The LDS Church tries to find some support for their doctrine in the Bible, but such support is extremely weak. Paul says that he “was caught up to the third heaven” (2 Cor. 12:2), but he equates this third heaven with “paradise” (v. 4), which in LDS doctrine is not heaven at all but that part of the spirit world where the righteous await their resurrection. Paul’s use of the term “third heaven” probably contrasts that spiritual realm with the physical sky around the earth and the realm of the astronomical bodies. In his “translation” of the Bible, Joseph Smith added references to “telestial” bodies alongside Paul’s reference to terrestrial (earthly) and celestial (heavenly) bodies (1 Cor. 15:40), an addition for which of course there is no support in any Greek manuscript of the passage. In context, Paul was not talking about different heavenly kingdoms, but rather was contrasting the bodies of creatures here on earth with the astronomical “bodies” of the sun, moon, and stars (v. 41).

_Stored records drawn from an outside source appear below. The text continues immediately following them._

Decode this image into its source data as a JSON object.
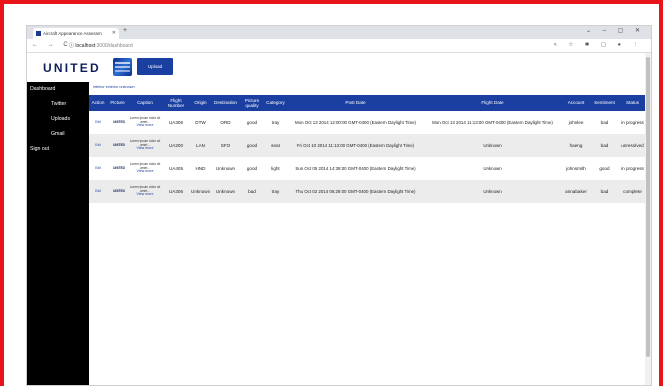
{
  "browser": {
    "tab_title": "Aircraft Appearance Assessm",
    "tab_close": "✕",
    "new_tab": "+",
    "window_controls": "⌄ – ▢ ✕",
    "nav": "← → C",
    "url_host": "localhost",
    "url_path": ":3000/dashboard",
    "extension_icons": "< ☆ ✱ ▢ ● ⋮"
  },
  "header": {
    "logo": "UNITED",
    "upload_label": "Upload"
  },
  "sidebar": {
    "items": [
      {
        "label": "Dashboard",
        "level": 0
      },
      {
        "label": "Twitter",
        "level": 1
      },
      {
        "label": "Uploads",
        "level": 1
      },
      {
        "label": "Gmail",
        "level": 1
      },
      {
        "label": "Sign out",
        "level": 0
      }
    ]
  },
  "filter_text": "interior exterior unknown",
  "table": {
    "columns": [
      "Action",
      "Picture",
      "Caption",
      "Flight Number",
      "Origin",
      "Destination",
      "Picture quality",
      "Category",
      "Post Date",
      "Flight Date",
      "Account",
      "Sentiment",
      "Status"
    ],
    "rows": [
      {
        "action": "Edit",
        "picture_logo": "UNITED",
        "caption": "Lorem ipsum dolor sit amet...",
        "view_more": "View more",
        "flight_number": "UA306",
        "origin": "DTW",
        "destination": "ORD",
        "quality": "good",
        "category": "tray",
        "post_date": "Mon Oct 13 2014 12:00:00 GMT-0400 (Eastern Daylight Time)",
        "flight_date": "Mon Oct 13 2014 11:13:00 GMT-0400 (Eastern Daylight Time)",
        "account": "johnlee",
        "sentiment": "bad",
        "status": "in progress"
      },
      {
        "action": "Edit",
        "picture_logo": "UNITED",
        "caption": "Lorem ipsum dolor sit amet...",
        "view_more": "View more",
        "flight_number": "UA200",
        "origin": "LAN",
        "destination": "SFO",
        "quality": "good",
        "category": "seat",
        "post_date": "Fri Oct 10 2014 11:13:00 GMT-0400 (Eastern Daylight Time)",
        "flight_date": "Unknown",
        "account": "haeng",
        "sentiment": "bad",
        "status": "unresolved"
      },
      {
        "action": "Edit",
        "picture_logo": "UNITED",
        "caption": "Lorem ipsum dolor sit amet...",
        "view_more": "View more",
        "flight_number": "UA405",
        "origin": "HND",
        "destination": "Unknown",
        "quality": "good",
        "category": "light",
        "post_date": "Sun Oct 05 2014 14:38:00 GMT-0400 (Eastern Daylight Time)",
        "flight_date": "Unknown",
        "account": "johnsmith",
        "sentiment": "good",
        "status": "in progress"
      },
      {
        "action": "Edit",
        "picture_logo": "UNITED",
        "caption": "Lorem ipsum dolor sit amet...",
        "view_more": "View more",
        "flight_number": "UA306",
        "origin": "Unknown",
        "destination": "Unknown",
        "quality": "bad",
        "category": "tray",
        "post_date": "Thu Oct 02 2014 06:29:00 GMT-0400 (Eastern Daylight Time)",
        "flight_date": "Unknown",
        "account": "annabaker",
        "sentiment": "bad",
        "status": "complete"
      }
    ]
  },
  "colors": {
    "frame": "#e8141a",
    "brand": "#1a3fa0",
    "sidebar": "#000000"
  }
}
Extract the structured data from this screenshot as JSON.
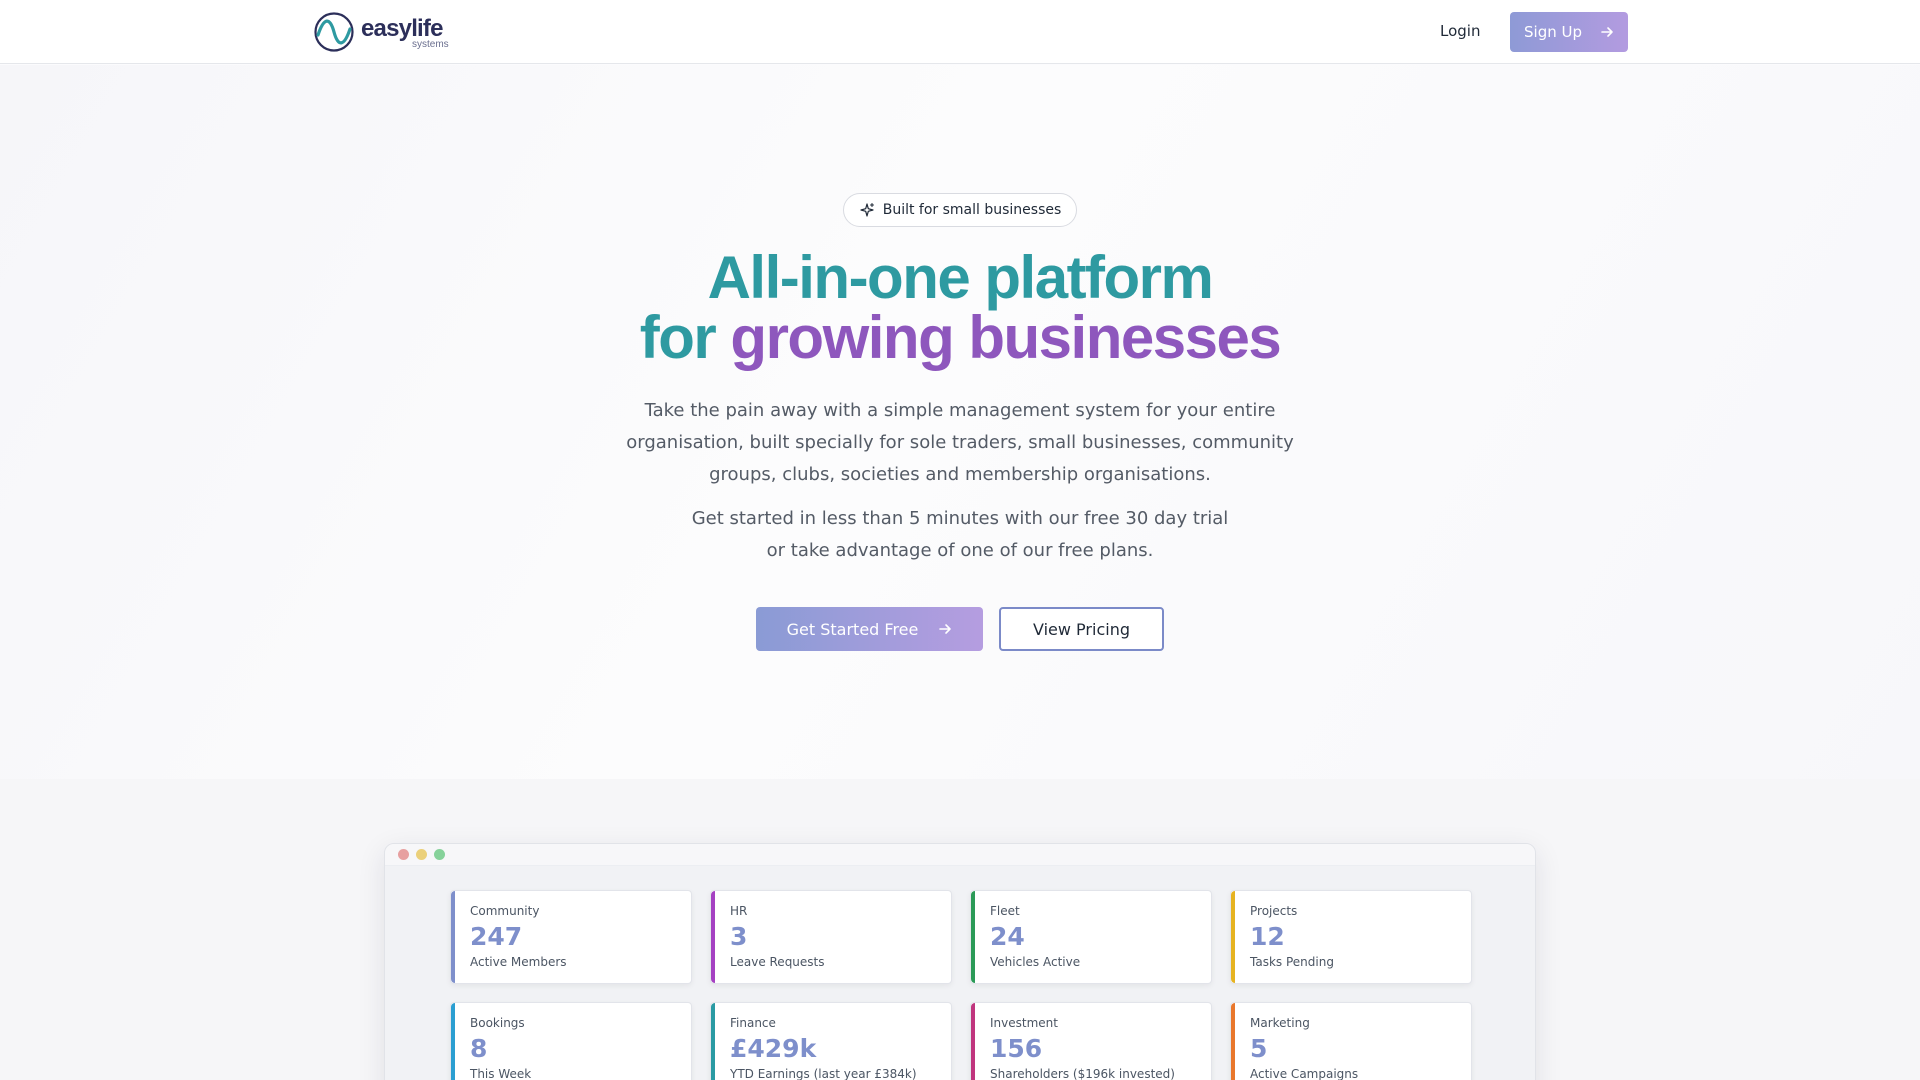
{
  "brand": {
    "name": "easylife",
    "tagline": "systems"
  },
  "nav": {
    "login_label": "Login",
    "signup_label": "Sign Up"
  },
  "hero": {
    "badge": "Built for small businesses",
    "headline_line1": "All-in-one platform",
    "headline_line2_prefix": "for",
    "headline_line2_highlight": "growing businesses",
    "description": "Take the pain away with a simple management system for your entire organisation, built specially for sole traders, small businesses, community groups, clubs, societies and membership organisations.",
    "trial_line1": "Get started in less than 5 minutes with our free 30 day trial",
    "trial_line2": "or take advantage of one of our free plans.",
    "cta_primary": "Get Started Free",
    "cta_secondary": "View Pricing"
  },
  "dashboard": {
    "cards": [
      {
        "category": "Community",
        "value": "247",
        "label": "Active Members",
        "accent": "#7e8fcb"
      },
      {
        "category": "HR",
        "value": "3",
        "label": "Leave Requests",
        "accent": "#a541c2"
      },
      {
        "category": "Fleet",
        "value": "24",
        "label": "Vehicles Active",
        "accent": "#2b9a57"
      },
      {
        "category": "Projects",
        "value": "12",
        "label": "Tasks Pending",
        "accent": "#e6b321"
      },
      {
        "category": "Bookings",
        "value": "8",
        "label": "This Week",
        "accent": "#2b9ed1"
      },
      {
        "category": "Finance",
        "value": "£429k",
        "label": "YTD Earnings (last year £384k)",
        "accent": "#2a9aa3"
      },
      {
        "category": "Investment",
        "value": "156",
        "label": "Shareholders ($196k invested)",
        "accent": "#c0357e"
      },
      {
        "category": "Marketing",
        "value": "5",
        "label": "Active Campaigns",
        "accent": "#e9772c"
      }
    ]
  },
  "colors": {
    "teal": "#2e9aa1",
    "purple": "#8e57bd",
    "button_gradient_start": "#8a9bd5",
    "button_gradient_end": "#b59de0"
  }
}
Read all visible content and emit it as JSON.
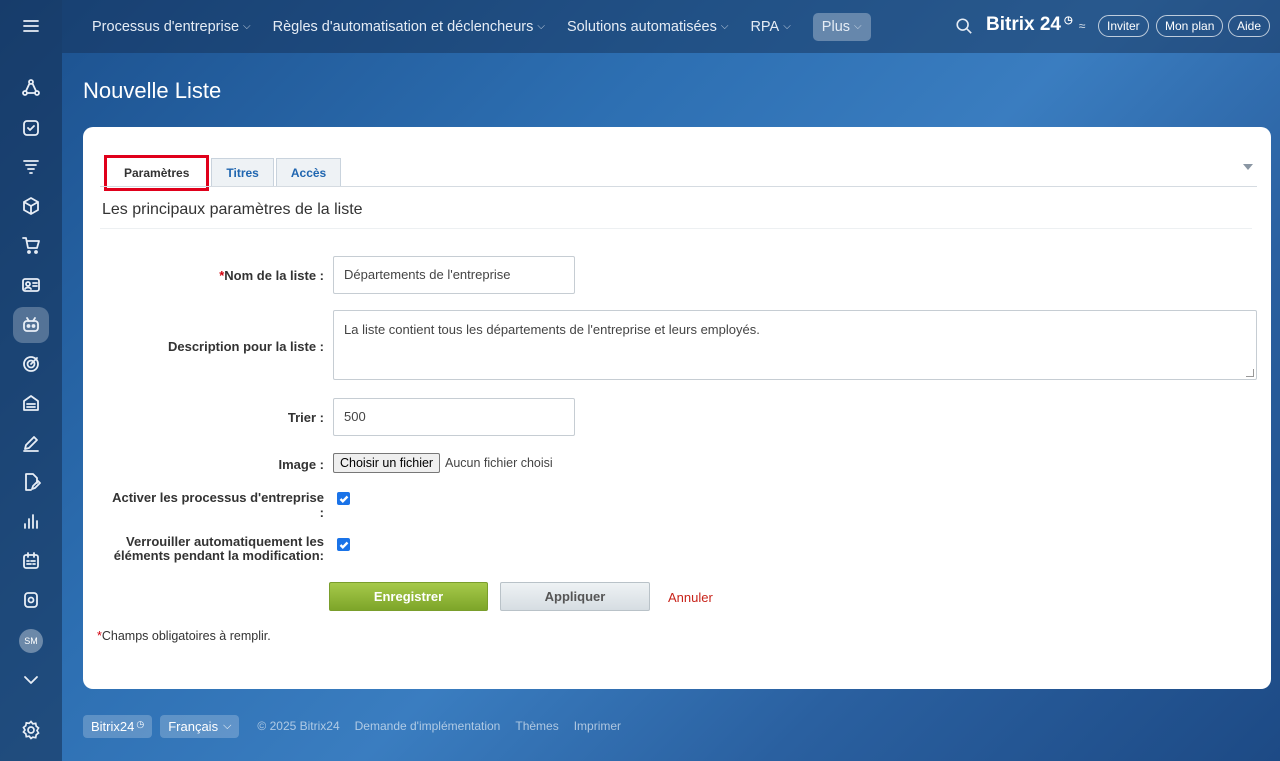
{
  "topnav": {
    "items": [
      "Processus d'entreprise",
      "Règles d'automatisation et déclencheurs",
      "Solutions automatisées",
      "RPA"
    ],
    "plus_label": "Plus",
    "brand": "Bitrix 24",
    "invite": "Inviter",
    "plan": "Mon plan",
    "help": "Aide"
  },
  "sidebar": {
    "avatar_initials": "SM",
    "icons": [
      "flow-icon",
      "task-icon",
      "filter-icon",
      "box-icon",
      "cart-icon",
      "contact-card-icon",
      "robot-icon",
      "target-icon",
      "archive-icon",
      "pen-icon",
      "document-edit-icon",
      "chart-icon",
      "calendar-icon",
      "radio-icon",
      "chevron-down-icon"
    ]
  },
  "page": {
    "title": "Nouvelle Liste"
  },
  "tabs": [
    "Paramètres",
    "Titres",
    "Accès"
  ],
  "form": {
    "section_title": "Les principaux paramètres de la liste",
    "name_label": "Nom de la liste :",
    "name_value": "Départements de l'entreprise",
    "desc_label": "Description pour la liste :",
    "desc_value": "La liste contient tous les départements de l'entreprise et leurs employés.",
    "sort_label": "Trier :",
    "sort_value": "500",
    "image_label": "Image :",
    "file_button": "Choisir un fichier",
    "file_status": "Aucun fichier choisi",
    "bp_label_line1": "Activer les processus d'entreprise",
    "bp_label_line2": ":",
    "lock_label_line1": "Verrouiller automatiquement les",
    "lock_label_line2": "éléments pendant la modification:",
    "save": "Enregistrer",
    "apply": "Appliquer",
    "cancel": "Annuler",
    "required_note": "Champs obligatoires à remplir.",
    "required_mark": "*"
  },
  "footer": {
    "brand": "Bitrix24",
    "language": "Français",
    "copyright": "© 2025 Bitrix24",
    "implementation": "Demande d'implémentation",
    "themes": "Thèmes",
    "print": "Imprimer"
  },
  "colors": {
    "required": "#d2000d",
    "save_button": "#8db535",
    "active_tab_highlight": "#e0001b",
    "link": "#2066b0",
    "cancel": "#c8231a"
  }
}
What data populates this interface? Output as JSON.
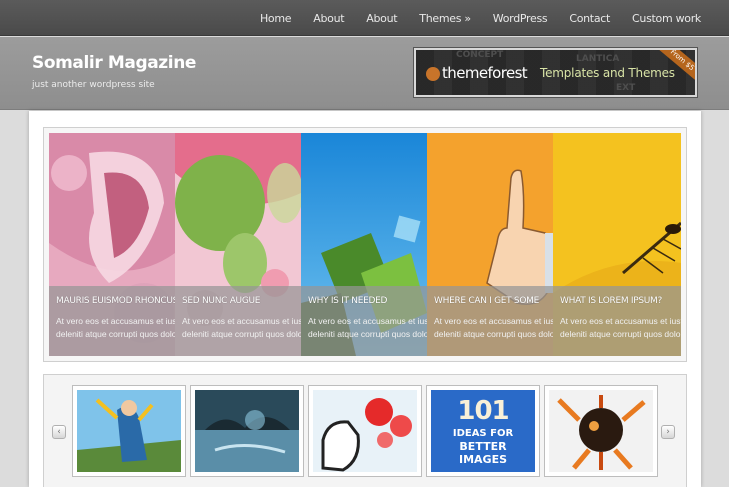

The New Testament is clear that the eternal state of all human beings will be either eternal life in the new heavens and new earth or eternal punishment in hell (Gehenna in Greek), also known as the outer darkness, the lake of fire, and the second death. Using varying terms of description, the New Testament consistently speaks of these two, and only these two, final outcomes, for two kinds of people: the righteous or believing, and the wicked or unbelieving. It also makes it clear that “many” people will be found in both categories (Matt. 3:12; 7:13-14, 24-27; 13:37-43; 25:31-46; Mark 9:43-49; John 3:16-18; 5:29; 12:25; Acts 24:15; 26:18; 1 Cor. 1:18; 2 Cor. 6:14-18; Col. 1:13; 2 Thess. 1:6-10; Rev. 20:10-21:8). According to these passages, the new heavens and new earth will be a perfect, glorious world in which God’s people will live forever in immortal, glorious bodies with the Father, Son, and Holy Spirit. Hell will be a state of exclusion from all life, light, and goodness, away from the presence of God, a state of unending regret, anguish, and loss, with no possibility of escape. The Bible knows of no alternative to these two eternal states. Christ himself also warns that those who reject him in this life have no hope (Matt. 10:32-33; Mark 8:33; John 3:18, 36; 8:24, 28).